* Work item *
Filter the data below, keeping only lines that contain "Design".

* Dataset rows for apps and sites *
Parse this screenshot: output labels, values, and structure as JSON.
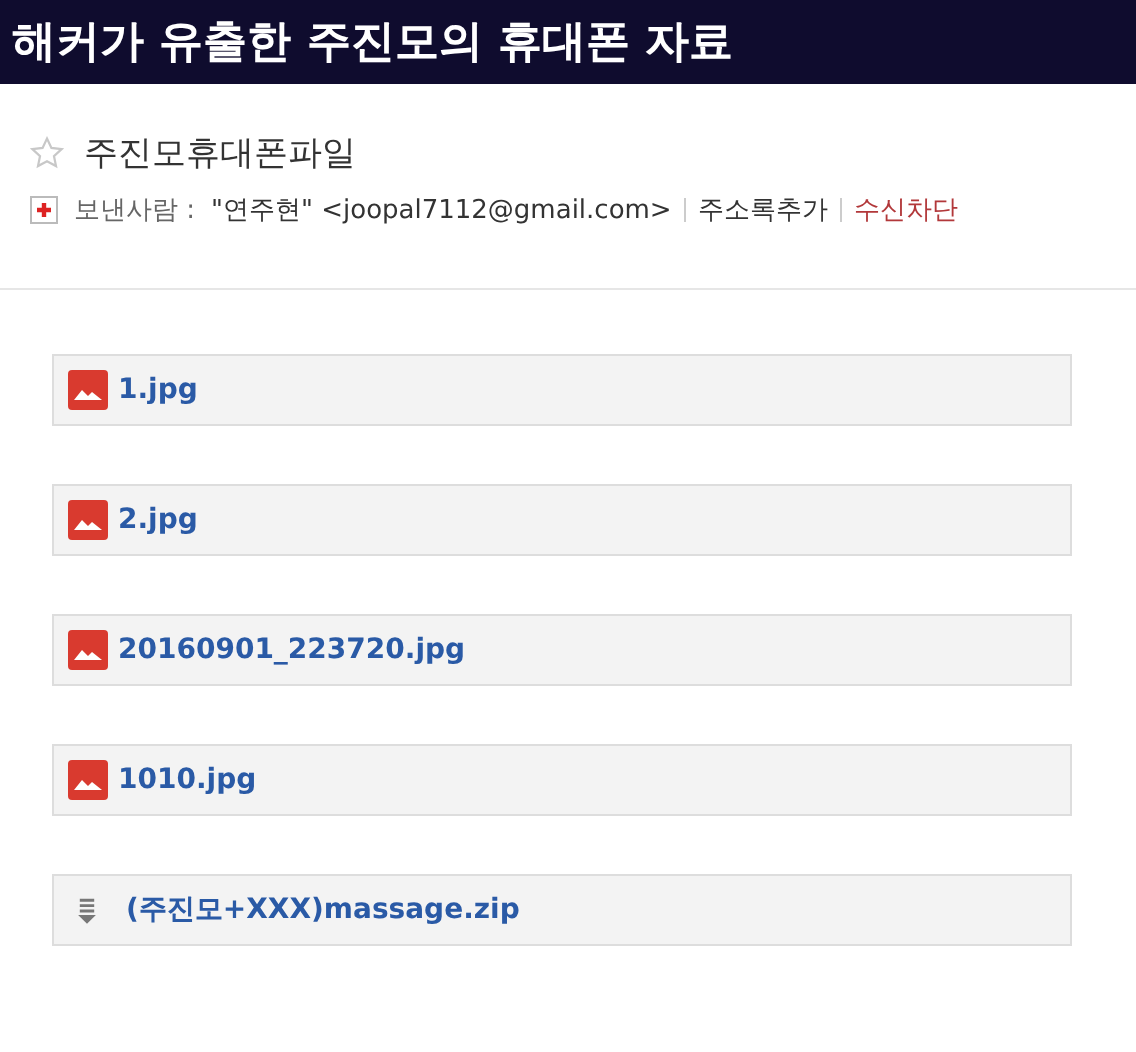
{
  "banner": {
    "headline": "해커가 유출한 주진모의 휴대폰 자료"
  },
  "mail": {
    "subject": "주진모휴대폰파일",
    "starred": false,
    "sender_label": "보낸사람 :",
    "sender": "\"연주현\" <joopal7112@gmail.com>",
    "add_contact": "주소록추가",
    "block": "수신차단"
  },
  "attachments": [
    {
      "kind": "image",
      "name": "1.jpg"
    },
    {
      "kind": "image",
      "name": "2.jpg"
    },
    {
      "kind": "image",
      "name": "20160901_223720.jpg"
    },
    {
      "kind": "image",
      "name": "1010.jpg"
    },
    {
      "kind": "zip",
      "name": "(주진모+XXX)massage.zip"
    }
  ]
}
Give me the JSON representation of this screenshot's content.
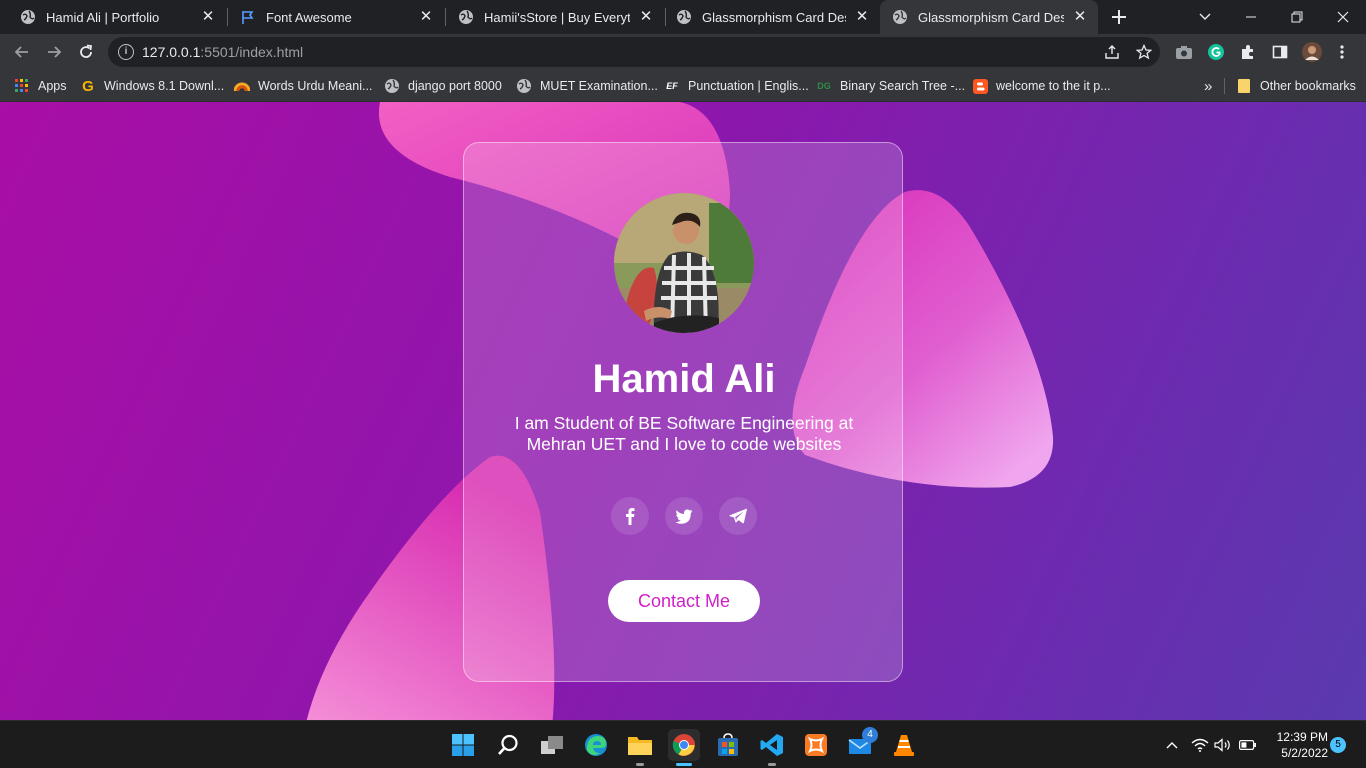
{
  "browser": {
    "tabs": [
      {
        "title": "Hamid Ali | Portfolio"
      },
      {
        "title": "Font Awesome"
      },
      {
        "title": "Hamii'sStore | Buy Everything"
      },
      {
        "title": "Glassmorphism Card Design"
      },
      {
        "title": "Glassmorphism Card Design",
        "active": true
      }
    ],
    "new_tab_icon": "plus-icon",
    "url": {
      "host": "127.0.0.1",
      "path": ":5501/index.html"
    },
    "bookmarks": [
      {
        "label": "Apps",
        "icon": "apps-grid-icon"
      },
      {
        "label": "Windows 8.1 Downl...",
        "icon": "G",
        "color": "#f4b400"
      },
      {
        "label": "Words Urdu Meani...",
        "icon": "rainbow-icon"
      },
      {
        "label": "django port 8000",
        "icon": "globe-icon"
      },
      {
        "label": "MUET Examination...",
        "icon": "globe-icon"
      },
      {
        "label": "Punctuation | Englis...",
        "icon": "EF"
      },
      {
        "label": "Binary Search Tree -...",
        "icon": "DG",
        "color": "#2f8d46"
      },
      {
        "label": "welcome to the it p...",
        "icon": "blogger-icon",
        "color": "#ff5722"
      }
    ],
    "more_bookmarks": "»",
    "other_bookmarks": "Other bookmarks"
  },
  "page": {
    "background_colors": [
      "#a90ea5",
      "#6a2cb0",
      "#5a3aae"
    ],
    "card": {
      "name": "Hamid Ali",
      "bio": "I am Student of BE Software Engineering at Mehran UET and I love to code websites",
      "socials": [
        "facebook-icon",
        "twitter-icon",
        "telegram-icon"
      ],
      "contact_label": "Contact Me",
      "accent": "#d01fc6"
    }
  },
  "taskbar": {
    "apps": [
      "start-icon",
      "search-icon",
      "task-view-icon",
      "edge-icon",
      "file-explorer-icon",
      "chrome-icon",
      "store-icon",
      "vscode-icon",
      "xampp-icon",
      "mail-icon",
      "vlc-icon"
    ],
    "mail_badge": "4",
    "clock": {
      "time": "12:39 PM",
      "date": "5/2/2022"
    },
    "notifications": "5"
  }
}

* Completed exercise *
        "title": "Glassmorphism Card Design"
        "title": "Glassmorphism Card Design",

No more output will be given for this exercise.